┌──

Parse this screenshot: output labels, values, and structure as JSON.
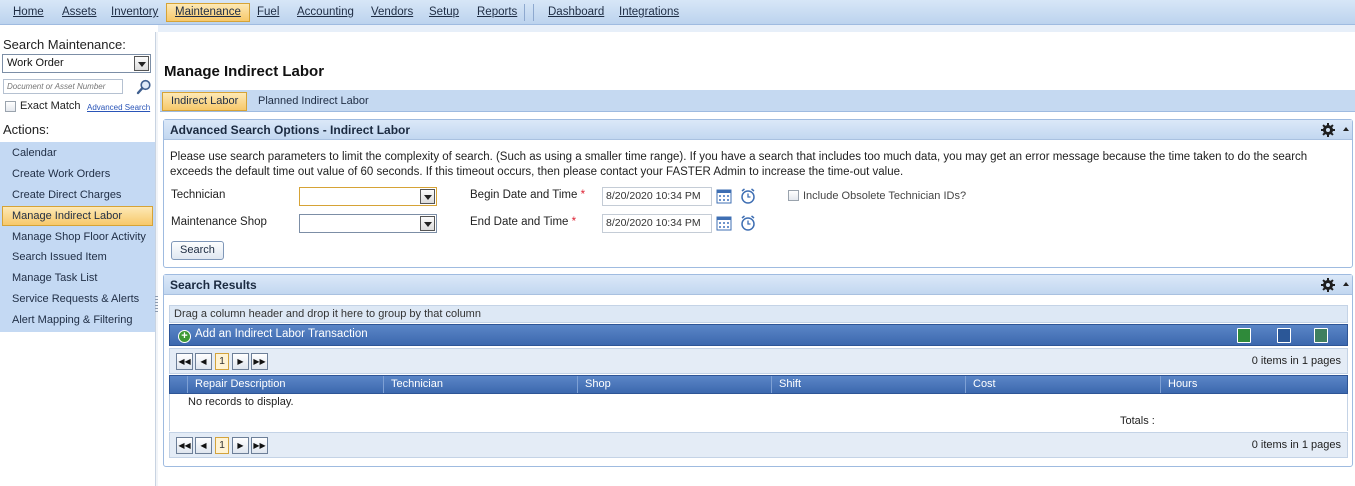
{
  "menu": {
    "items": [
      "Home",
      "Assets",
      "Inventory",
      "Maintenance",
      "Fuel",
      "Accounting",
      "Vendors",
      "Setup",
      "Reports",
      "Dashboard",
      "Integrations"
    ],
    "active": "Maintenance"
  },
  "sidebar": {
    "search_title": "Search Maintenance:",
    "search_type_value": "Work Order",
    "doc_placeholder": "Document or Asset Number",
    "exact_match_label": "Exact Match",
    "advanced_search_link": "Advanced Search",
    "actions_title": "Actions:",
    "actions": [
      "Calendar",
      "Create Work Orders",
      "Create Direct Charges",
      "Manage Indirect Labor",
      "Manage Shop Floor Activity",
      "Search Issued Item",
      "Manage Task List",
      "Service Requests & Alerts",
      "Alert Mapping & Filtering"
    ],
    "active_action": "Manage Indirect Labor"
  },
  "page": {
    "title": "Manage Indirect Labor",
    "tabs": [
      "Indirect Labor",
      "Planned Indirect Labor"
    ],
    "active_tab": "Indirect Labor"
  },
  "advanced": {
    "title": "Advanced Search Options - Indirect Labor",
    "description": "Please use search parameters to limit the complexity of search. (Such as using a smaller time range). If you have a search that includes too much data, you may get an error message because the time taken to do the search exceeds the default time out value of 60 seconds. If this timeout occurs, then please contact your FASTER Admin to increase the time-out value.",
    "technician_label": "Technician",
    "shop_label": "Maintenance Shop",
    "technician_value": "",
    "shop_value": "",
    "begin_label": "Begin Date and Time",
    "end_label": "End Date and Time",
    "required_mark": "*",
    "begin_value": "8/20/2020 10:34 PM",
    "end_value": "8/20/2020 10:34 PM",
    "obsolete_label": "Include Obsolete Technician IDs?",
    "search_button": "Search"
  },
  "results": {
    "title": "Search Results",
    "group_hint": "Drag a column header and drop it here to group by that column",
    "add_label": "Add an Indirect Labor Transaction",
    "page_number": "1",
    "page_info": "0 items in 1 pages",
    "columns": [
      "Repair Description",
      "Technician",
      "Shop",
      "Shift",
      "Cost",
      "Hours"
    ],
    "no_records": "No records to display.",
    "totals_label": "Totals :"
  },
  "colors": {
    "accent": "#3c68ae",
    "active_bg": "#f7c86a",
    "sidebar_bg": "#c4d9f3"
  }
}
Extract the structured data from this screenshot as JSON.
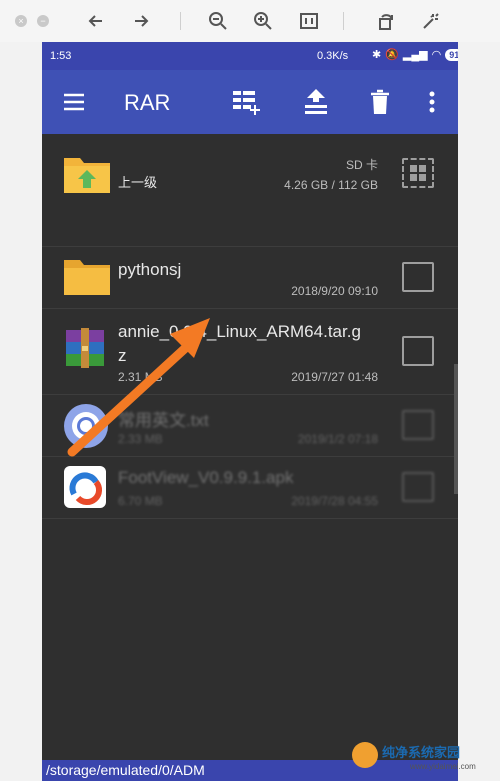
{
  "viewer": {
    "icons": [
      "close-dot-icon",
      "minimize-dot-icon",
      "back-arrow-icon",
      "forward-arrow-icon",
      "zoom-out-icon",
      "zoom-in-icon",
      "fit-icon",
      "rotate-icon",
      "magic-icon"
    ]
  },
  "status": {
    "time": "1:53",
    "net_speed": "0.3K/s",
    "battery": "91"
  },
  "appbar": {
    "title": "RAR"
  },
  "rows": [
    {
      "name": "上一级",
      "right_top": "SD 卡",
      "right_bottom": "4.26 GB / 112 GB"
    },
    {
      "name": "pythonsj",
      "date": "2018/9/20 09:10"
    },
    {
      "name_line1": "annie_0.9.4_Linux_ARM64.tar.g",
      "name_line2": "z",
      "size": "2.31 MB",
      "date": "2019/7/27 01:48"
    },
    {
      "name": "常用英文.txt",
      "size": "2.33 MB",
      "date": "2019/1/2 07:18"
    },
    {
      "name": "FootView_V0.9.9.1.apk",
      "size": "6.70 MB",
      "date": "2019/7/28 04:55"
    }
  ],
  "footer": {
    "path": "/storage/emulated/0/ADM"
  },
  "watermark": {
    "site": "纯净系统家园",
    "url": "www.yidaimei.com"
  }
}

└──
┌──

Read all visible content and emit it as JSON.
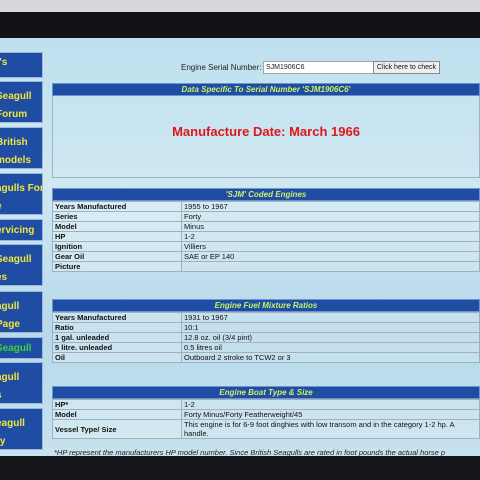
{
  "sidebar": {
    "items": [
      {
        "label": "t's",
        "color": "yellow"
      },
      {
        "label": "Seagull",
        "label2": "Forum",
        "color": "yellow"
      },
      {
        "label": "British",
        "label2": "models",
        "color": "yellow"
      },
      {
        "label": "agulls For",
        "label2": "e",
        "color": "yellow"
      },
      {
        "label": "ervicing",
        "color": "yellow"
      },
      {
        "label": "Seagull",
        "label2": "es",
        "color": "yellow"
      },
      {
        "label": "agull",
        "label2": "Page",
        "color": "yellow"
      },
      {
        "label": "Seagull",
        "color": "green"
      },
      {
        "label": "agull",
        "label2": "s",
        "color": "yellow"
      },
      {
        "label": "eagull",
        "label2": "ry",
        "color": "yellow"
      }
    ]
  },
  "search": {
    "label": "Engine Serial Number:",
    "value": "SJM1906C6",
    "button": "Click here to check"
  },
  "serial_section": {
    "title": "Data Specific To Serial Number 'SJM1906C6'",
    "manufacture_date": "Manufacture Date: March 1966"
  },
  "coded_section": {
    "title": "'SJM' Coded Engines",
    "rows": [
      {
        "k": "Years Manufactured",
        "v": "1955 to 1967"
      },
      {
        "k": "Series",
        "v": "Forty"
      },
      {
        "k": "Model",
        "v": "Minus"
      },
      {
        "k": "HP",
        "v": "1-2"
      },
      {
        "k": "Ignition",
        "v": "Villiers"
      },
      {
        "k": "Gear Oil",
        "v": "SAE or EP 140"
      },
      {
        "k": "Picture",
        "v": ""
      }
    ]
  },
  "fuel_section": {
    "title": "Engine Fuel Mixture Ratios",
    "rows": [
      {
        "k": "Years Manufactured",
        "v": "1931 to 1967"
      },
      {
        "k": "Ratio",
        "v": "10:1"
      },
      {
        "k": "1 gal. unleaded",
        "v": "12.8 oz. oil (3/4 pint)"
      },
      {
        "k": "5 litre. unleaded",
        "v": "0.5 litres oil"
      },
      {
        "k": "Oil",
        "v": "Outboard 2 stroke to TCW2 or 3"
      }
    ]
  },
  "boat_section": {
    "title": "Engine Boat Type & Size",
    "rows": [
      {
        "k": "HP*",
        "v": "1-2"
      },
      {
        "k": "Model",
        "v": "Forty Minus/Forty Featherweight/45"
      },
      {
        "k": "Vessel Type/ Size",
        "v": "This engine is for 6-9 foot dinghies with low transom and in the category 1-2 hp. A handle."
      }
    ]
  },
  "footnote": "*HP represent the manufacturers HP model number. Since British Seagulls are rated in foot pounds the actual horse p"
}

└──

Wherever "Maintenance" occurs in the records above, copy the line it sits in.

      "Maintenance",
    "active": "Maintenance"
    "search_title": "Search Maintenance:",
    "shop_label": "Maintenance Shop",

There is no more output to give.